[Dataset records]
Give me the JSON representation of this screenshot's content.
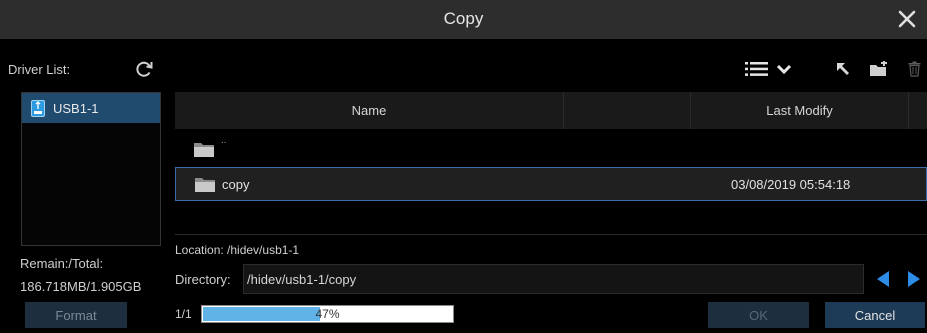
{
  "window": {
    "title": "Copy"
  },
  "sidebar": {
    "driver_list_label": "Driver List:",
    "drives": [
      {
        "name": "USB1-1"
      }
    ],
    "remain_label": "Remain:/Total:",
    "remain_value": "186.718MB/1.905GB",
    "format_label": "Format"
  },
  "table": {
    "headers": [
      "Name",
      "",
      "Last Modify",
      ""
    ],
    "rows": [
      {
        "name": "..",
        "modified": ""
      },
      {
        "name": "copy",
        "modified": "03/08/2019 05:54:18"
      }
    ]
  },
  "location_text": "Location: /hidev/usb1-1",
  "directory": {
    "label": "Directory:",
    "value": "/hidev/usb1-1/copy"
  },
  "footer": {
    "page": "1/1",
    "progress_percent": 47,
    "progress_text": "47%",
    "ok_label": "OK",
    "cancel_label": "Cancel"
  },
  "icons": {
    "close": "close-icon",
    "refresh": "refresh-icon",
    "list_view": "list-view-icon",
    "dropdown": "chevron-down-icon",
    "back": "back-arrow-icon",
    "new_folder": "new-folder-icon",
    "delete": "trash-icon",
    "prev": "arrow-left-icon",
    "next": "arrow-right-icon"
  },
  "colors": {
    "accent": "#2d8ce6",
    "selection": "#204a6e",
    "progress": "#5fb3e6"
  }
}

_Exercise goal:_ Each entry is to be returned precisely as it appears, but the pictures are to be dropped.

_Your response:_
Give me the JSON representation of this screenshot's content.
{
  "window": {
    "title": "Copy"
  },
  "sidebar": {
    "driver_list_label": "Driver List:",
    "drives": [
      {
        "name": "USB1-1"
      }
    ],
    "remain_label": "Remain:/Total:",
    "remain_value": "186.718MB/1.905GB",
    "format_label": "Format"
  },
  "table": {
    "headers": [
      "Name",
      "",
      "Last Modify",
      ""
    ],
    "rows": [
      {
        "name": "..",
        "modified": ""
      },
      {
        "name": "copy",
        "modified": "03/08/2019 05:54:18"
      }
    ]
  },
  "location_text": "Location: /hidev/usb1-1",
  "directory": {
    "label": "Directory:",
    "value": "/hidev/usb1-1/copy"
  },
  "footer": {
    "page": "1/1",
    "progress_percent": 47,
    "progress_text": "47%",
    "ok_label": "OK",
    "cancel_label": "Cancel"
  },
  "icons": {
    "close": "close-icon",
    "refresh": "refresh-icon",
    "list_view": "list-view-icon",
    "dropdown": "chevron-down-icon",
    "back": "back-arrow-icon",
    "new_folder": "new-folder-icon",
    "delete": "trash-icon",
    "prev": "arrow-left-icon",
    "next": "arrow-right-icon"
  },
  "colors": {
    "accent": "#2d8ce6",
    "selection": "#204a6e",
    "progress": "#5fb3e6"
  }
}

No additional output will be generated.